By Michael Taube and Paul Tuns
On November 5, 1999, the United Nations criticized Ontario’s funding of Catholic elementary and high schools, claiming it was discriminatory. It gave the government 90 days to address the issue. Ontario Education Minister Janet Ecker said separate schools would continue to get equal funding. She also dismissed the idea of funding all denominations.
Although the UN can do nothing more than voice its complaint, the ruling has provided an excellent opportunity for Ontario to advance real education reform by eliminating school funding of public and separate Catholic school systems. This can be accomplished by providing school vouchers for parents who want to send their children to religious schools, no matter what their faith.

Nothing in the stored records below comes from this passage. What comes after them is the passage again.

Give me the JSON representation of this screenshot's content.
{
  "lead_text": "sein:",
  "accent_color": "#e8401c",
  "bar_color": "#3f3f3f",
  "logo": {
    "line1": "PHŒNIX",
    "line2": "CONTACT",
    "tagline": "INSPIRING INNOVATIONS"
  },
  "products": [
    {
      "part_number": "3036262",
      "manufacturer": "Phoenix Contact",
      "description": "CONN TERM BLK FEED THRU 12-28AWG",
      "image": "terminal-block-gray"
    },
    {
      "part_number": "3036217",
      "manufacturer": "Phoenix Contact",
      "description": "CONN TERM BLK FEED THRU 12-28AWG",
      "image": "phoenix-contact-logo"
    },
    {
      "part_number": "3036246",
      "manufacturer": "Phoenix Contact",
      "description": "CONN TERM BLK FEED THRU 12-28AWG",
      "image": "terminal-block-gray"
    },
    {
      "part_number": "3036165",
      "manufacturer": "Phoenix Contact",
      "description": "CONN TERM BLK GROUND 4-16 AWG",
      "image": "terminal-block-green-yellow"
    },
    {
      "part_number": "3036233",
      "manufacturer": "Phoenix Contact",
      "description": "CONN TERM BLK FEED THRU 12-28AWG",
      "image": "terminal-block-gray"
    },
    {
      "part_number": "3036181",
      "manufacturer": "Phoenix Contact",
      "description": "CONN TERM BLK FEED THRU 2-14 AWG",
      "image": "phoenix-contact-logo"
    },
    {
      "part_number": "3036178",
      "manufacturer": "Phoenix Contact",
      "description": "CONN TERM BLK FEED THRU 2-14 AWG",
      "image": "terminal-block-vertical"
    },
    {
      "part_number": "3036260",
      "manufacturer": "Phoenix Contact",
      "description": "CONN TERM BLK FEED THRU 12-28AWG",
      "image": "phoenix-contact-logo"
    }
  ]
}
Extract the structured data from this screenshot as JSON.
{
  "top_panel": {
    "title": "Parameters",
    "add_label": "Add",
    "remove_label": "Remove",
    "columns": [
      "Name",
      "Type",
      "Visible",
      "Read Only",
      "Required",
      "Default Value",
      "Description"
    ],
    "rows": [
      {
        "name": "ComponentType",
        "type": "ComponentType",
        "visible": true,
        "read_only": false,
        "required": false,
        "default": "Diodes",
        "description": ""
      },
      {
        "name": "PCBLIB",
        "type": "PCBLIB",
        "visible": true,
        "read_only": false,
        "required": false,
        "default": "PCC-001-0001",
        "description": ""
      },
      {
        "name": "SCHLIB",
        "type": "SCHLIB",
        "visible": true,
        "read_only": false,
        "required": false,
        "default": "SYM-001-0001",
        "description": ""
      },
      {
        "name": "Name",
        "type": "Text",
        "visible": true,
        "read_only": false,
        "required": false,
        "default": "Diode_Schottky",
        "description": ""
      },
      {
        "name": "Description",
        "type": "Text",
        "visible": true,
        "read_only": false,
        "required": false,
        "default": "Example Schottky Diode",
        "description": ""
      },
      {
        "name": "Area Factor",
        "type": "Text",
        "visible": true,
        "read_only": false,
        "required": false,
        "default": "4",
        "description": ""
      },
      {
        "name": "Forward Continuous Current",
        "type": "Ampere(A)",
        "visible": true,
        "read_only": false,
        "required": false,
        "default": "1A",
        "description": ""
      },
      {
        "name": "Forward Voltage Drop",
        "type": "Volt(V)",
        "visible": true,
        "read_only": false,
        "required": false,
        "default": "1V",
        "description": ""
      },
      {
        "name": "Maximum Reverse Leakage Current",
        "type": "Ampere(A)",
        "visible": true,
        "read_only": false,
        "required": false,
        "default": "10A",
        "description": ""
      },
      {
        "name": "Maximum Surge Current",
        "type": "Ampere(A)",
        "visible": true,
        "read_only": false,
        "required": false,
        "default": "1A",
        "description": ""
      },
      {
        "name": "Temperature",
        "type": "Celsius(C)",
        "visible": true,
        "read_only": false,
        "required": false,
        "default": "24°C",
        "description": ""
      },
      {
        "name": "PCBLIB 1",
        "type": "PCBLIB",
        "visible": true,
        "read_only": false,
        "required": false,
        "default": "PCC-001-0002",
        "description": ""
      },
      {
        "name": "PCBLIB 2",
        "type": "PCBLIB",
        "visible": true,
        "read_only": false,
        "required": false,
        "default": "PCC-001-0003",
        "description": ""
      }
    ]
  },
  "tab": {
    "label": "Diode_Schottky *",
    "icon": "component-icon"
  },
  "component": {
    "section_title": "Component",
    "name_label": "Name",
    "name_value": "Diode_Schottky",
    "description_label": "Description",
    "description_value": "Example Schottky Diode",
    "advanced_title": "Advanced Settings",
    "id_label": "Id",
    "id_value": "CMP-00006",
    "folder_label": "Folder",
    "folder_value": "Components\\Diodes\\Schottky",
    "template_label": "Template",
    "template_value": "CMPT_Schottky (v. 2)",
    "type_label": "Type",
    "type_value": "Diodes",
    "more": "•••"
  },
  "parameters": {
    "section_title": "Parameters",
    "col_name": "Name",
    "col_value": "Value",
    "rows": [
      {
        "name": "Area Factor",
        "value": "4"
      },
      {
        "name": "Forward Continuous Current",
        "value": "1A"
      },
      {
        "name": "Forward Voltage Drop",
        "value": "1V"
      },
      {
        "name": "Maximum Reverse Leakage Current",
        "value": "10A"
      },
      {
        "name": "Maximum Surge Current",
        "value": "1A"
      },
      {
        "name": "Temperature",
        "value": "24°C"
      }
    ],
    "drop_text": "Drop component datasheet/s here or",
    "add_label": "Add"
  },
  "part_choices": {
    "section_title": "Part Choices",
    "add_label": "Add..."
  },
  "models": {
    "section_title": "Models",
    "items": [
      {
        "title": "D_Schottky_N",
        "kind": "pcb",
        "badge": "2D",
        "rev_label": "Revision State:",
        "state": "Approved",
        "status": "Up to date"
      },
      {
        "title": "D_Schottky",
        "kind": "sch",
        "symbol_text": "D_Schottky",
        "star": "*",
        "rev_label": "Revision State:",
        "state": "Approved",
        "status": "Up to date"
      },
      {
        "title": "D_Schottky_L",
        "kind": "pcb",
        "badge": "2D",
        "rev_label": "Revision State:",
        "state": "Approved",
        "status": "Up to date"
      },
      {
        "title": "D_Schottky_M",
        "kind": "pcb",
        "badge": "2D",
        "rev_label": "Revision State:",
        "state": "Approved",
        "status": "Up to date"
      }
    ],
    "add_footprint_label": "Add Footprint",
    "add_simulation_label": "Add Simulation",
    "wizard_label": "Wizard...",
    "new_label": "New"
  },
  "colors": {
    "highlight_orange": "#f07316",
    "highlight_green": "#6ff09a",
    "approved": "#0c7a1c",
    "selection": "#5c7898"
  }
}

The United Nations Human Rights Committee heard a complaint from Arieh Waldman, a Toronto man who paid nearly $100,000 to send his two sons to Jewish day schools. The Supreme Court of Canada, which had earlier heard the case, said that Section 93 of the Constitution Act, 1867 guarantees the right to separate Catholic schools in Ontario. Indeed, the provision of separate religious schools – for then public schools were primarily Protestant – was an important compromise that led to Confederation.
Not surprisingly, critics of the two publicly funded school systems are displeased with the government’s refusal to re-examine the issue. But critics offer one of two solutions: Either the government must stop funding Catholic schools or it must fund all religious schools.
Neither of these options is realistic or desirable. The elimination of funding for separate schools would face a long and costly court challenge that would likely fail on constitutional grounds. Funding all schools would also be costly and lead to even more bureaucracy.
Thus, Ontario should consider another alternative: School vouchers.
It is time for the government to consider the use of privately funded school vouchers to create more cost-effective school choice for students, parents and teachers. And perhaps, just perhaps, this noble concept will keep the United Nations out of our education affairs in Ontario once and for all.
Private vouchers are a popular and successful education tool in the United States. They were originally designed as an aid for lower-income families to help their children get educated in private and religious institutions of all denominations. As J. Patrick Rooney, chairman of the Golden Rule Insurance Co. and a well-known voucher advocate, often called this strategy, it was a “hand up, not a handout.”
The theory behind the voucher is simple. Most private voucher programs pay partial tuition costs – usually around half – while the parents pay for the balance owing. Adam Meyerson, vice-president for educational affairs at the Heritage Foundation, an American conservative think-tank, noted that this strategy might sound harsh for families with a low combined personal income. However, when these parents “have to scrimp and save to pay tuition, they think of education as an investment.”
So, parents will work harder, and take more of an interest in their children’s education. In return, children will take their schooling more seriously when they realize the financial burden that their parents have taken on to give them a better education. Vouchers will lead to all participants having a greater stake in our children’s education.
Sure, there will still be bills to pay. But parents will be in full control of the vouchers, not arrogant public school administrators or anti-education reformers. And that would benefit religious schools and comfort parents of strong religious belief. The education bureaucracy would not be able to limit the religious teachings or otherwise force such institutions to “water down” their beliefs and practices because the bureaucracy would not entirely control the funding. That means when Biblical teaching conflicts with the politically-correct ethos of the education blob, Biblical teaching can be protected.
Under the private voucher system, everyone wins, and the benefits are enormous. In terms of the Ontario education system, the use of private vouchers would be a welcome relief to the red tape we currently face in public education. There would no longer be the need for strict public funding of Catholic schools alone. Rather, one efficient education system would be created that would benefit not only Catholics, but also Protestants, Jews, Muslims and numerous other religious groups.
The United Nations had no right to butt in to our affairs. However, it was right about one thing – the nature of government funding is unequal in Ontario. But rather than attack Catholic schools in an “all or nothing” gambit, we should fix the problem at the heart of the matter. For in truth, it is the public purse that has caused all of our education woes.Michael Taube is a public affairs analyst and commentator. Paul Tuns is a member of the editorial advisory board of The Interim. A different version of this column originally appeared in the Hamilton Spectator.